Joint effort helps vets land civilian jobs
Posted March 19, 2016
Updated March 20, 2016
Durham, N.C. — Non-profits across North Carolina are working to close a long-standing employment gap.
"It's real hard. It's real hard," Victor Suazo says about his search for job opportunities after serving in the military.
Suazo was one of many veterans at the Emily K. Center in Durham on Friday looking to soak in the keys to having a successful interview. He was also there to pick up a new suit, especially picked out for him for free.
The 5.2 percent unemployment rate for all veterans in the state was .01 percent lower than the national average for this same demographic, according to the Joint Economic Committee, but a closer look at the data shows veterans are still at a disadvantage. Post-9/11 veterans in the state were at 7.2 percent unemployment in 2014, matching the rest of the country's veterans, but still significantly higher than the state's 5.4 percent unemployment rate for the general public.
eMerging Entrepreneurs created Friday's workshop, bringing on NC Works, which offers job search tips and resources for veterans, to lead discussions, and SuitedNSuccess to help job seekers choose the right attire for interviews. It was the second installment of the "Service to Success" workshop aimed to guide veterans through their transition period from service to civilian.
Mark Taylor from SuitedNSuccess said he hoped his group could help more veterans this year than last.
"Even if you feel like you qualify for the job, you're still kind of nervous, and for some individuals that you're helping, there's a lot riding on it," Taylor said.
He sees many programs are designed to help women with professional attire. SuitedNSuccess fills a gap in helping men feel confident, too.
"It's very important for man to feel like a man when he can get a job, he can provide for himself, if he has a family, you know, provide for them as well," Taylor said.
"If you look good, then you feel good. You feel confident. So if I can help them with just that, then I feel like I've done my part."
Beyond dressing the part, NC Works taught workshop attendees how to speak the part with interviewing tips.
When Suazo walked back into the room at the end of the workshop with his new suit, he was met with a roar of applause. He thinks Taylor has done just what he set out to do.

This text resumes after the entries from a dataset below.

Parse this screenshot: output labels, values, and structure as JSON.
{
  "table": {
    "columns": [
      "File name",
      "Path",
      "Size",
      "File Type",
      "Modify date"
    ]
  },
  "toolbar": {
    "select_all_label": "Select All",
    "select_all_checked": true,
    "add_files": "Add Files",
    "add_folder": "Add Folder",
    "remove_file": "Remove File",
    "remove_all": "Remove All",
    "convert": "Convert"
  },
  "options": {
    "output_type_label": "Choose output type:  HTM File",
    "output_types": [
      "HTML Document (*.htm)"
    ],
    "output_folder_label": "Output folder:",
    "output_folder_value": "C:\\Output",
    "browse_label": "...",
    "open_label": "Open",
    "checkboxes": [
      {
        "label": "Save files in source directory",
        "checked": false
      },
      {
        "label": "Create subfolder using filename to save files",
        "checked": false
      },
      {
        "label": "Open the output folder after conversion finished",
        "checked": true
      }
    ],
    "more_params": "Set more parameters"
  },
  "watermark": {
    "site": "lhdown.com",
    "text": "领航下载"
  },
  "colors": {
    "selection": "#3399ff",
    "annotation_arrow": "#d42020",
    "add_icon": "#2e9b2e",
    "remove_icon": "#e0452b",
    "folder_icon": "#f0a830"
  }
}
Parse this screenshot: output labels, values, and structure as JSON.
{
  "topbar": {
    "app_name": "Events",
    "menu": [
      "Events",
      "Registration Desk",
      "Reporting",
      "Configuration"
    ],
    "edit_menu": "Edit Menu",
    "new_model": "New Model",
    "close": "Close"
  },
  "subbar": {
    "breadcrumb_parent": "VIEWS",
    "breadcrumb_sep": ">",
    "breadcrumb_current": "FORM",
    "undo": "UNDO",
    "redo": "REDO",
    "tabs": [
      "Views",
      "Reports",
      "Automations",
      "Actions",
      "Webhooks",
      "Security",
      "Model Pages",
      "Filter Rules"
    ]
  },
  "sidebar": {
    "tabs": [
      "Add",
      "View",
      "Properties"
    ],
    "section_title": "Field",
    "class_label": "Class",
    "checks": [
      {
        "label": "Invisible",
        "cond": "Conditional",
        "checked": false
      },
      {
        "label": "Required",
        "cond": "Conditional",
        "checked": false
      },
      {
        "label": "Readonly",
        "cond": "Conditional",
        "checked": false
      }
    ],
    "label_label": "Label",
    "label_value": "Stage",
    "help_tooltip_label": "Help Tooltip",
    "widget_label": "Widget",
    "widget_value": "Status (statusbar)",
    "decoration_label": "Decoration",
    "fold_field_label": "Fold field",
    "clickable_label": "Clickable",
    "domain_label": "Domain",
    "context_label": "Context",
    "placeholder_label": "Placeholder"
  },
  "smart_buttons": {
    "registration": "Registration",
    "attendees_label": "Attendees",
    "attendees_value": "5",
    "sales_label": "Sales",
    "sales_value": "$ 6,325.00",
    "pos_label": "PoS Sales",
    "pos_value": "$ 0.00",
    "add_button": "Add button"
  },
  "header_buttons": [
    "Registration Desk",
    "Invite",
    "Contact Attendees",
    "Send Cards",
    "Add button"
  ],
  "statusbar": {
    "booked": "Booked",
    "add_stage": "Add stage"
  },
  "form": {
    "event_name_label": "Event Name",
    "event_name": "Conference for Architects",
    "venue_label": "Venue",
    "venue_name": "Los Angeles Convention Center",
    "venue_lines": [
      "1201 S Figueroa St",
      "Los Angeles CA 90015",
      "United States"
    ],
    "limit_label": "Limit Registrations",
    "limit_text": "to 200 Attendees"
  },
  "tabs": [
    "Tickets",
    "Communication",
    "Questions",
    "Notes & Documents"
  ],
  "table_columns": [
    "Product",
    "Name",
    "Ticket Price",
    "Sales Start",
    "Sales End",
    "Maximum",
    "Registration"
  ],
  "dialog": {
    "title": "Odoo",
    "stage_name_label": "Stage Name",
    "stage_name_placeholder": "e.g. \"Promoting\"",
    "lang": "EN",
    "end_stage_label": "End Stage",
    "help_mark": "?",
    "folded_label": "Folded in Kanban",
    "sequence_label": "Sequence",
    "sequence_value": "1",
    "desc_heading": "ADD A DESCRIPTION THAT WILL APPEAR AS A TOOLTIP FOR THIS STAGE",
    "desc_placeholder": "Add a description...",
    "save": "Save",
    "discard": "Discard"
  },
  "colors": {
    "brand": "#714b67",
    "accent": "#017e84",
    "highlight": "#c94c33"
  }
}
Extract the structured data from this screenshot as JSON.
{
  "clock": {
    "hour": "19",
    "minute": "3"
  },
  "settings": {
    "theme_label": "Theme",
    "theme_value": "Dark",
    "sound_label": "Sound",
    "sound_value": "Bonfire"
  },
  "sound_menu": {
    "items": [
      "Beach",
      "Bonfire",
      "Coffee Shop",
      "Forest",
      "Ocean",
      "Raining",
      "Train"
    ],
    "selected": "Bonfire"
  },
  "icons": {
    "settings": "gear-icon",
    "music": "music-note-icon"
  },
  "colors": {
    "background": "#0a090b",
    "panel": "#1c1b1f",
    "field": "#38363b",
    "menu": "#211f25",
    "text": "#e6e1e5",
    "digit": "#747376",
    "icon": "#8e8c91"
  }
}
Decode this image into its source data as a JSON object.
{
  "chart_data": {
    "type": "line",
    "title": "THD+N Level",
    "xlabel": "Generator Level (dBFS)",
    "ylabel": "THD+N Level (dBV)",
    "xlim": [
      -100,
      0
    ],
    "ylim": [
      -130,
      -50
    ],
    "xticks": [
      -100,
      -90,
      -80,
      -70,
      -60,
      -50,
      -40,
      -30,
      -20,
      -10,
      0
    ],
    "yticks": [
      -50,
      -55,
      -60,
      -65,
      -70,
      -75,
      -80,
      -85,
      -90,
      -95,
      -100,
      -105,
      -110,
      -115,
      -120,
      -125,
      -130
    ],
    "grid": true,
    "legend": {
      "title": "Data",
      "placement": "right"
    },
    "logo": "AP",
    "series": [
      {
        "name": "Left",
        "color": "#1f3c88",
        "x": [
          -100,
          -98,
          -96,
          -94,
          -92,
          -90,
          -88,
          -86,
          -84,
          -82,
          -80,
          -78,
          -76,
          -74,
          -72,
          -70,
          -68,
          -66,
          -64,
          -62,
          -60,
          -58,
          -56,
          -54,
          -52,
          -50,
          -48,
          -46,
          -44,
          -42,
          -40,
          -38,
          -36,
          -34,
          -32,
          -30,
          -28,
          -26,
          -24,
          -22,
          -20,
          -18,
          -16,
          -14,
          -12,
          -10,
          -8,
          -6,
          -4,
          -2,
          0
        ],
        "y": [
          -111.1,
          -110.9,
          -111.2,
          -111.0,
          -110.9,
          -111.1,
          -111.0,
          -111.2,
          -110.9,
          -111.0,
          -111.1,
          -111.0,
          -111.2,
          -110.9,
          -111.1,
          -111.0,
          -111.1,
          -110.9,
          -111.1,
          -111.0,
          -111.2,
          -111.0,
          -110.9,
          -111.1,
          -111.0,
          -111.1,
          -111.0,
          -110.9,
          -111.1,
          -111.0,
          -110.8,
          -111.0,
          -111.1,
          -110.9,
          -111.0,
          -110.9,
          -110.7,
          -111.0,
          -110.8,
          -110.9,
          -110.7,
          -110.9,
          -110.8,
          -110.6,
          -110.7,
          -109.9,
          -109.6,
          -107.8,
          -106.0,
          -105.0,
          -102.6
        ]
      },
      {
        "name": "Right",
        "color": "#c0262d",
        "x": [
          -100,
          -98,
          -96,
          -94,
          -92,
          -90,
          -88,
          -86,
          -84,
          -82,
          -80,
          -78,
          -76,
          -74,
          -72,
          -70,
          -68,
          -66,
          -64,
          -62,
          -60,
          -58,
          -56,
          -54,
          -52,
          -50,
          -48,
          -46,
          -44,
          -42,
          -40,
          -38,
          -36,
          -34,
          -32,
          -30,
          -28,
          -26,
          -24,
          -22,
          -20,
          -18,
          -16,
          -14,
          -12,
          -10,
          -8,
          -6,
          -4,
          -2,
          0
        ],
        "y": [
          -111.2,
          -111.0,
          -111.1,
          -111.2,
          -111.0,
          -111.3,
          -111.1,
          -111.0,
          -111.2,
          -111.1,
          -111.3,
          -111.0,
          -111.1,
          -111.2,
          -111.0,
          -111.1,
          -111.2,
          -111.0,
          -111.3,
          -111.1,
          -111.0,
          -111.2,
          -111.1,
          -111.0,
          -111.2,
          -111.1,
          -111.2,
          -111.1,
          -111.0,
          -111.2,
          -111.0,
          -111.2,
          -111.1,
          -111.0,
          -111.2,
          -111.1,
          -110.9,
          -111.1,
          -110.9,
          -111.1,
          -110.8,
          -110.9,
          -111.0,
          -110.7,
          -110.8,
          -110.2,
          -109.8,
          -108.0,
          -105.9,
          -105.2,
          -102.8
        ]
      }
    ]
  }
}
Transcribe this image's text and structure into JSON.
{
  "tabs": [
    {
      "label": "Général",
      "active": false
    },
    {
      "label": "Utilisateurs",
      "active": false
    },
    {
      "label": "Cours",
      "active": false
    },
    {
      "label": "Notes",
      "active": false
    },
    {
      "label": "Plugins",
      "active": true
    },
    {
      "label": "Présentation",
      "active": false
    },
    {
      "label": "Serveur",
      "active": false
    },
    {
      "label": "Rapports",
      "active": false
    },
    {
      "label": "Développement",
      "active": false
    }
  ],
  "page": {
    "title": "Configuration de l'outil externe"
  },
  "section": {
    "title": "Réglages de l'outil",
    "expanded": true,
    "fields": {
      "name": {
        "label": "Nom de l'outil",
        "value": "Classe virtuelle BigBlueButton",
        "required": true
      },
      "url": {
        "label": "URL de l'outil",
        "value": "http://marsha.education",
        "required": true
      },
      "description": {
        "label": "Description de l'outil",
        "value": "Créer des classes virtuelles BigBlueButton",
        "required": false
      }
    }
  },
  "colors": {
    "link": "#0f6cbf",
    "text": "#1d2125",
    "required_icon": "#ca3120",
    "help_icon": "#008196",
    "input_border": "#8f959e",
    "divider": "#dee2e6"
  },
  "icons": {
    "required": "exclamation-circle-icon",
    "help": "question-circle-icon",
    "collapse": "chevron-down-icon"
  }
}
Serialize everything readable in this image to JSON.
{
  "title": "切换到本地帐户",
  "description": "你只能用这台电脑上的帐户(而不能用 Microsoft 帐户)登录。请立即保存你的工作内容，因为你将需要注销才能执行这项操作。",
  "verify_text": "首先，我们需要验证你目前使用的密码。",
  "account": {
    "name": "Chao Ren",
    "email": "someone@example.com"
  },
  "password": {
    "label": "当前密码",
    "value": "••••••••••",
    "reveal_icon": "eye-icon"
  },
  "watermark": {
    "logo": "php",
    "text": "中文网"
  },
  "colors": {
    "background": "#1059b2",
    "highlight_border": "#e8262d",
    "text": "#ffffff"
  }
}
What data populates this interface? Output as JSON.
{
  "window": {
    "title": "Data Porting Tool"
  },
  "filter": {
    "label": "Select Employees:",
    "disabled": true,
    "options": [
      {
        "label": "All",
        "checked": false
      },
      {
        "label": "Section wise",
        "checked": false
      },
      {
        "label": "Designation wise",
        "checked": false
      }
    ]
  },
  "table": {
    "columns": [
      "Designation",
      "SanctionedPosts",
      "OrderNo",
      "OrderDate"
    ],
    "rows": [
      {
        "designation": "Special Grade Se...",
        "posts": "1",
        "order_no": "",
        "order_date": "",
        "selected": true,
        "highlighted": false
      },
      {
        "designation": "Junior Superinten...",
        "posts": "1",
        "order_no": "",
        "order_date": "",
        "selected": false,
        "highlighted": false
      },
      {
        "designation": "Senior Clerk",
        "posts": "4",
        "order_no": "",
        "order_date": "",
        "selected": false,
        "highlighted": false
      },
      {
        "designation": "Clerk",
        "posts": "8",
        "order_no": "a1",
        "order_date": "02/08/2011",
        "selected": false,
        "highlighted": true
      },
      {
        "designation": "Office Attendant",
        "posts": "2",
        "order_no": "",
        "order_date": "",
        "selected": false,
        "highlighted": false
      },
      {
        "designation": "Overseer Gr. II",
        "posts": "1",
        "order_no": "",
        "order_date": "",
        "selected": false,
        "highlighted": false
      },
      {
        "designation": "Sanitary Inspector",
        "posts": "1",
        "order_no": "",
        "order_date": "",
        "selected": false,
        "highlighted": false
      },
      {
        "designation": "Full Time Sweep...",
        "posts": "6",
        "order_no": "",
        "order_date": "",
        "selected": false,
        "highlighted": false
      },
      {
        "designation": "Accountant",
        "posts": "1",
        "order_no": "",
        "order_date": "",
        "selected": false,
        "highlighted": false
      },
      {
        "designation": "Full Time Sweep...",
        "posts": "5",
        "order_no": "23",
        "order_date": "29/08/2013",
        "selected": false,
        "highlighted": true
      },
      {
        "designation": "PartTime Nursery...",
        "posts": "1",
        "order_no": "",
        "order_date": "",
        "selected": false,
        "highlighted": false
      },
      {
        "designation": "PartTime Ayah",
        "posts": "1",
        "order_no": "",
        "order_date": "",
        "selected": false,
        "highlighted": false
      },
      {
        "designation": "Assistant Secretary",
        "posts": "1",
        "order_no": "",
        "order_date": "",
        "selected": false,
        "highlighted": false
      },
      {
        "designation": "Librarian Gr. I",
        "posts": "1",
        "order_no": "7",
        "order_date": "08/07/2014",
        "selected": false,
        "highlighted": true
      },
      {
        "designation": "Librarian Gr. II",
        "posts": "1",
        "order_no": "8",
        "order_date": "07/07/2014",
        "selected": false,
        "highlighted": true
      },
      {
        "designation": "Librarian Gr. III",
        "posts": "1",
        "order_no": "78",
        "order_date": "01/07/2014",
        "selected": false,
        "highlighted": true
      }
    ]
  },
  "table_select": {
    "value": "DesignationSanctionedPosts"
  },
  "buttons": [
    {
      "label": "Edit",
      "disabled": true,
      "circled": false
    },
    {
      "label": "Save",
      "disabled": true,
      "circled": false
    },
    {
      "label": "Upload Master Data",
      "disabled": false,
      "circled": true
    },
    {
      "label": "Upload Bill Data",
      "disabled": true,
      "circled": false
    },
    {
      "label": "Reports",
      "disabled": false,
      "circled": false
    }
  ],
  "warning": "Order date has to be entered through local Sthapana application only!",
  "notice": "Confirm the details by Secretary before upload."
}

"It means I can have my confidence when I'm going into an interview or talking to people," Suazo said just before leaving to find his next job.
eMerging Entrepreneurs have scheduled weekly workshops offering career assistance for veterans and their families throughout the spring.
Michelle Chavez is a junior studying Broadcast Journalism, Business Management and French at the University of Maryland. "I've learned that, as storytellers, we can access the most intimate aspects of a person's life and share these stories with the rest of the world in ways that may change another person's perspective or decisions," she says.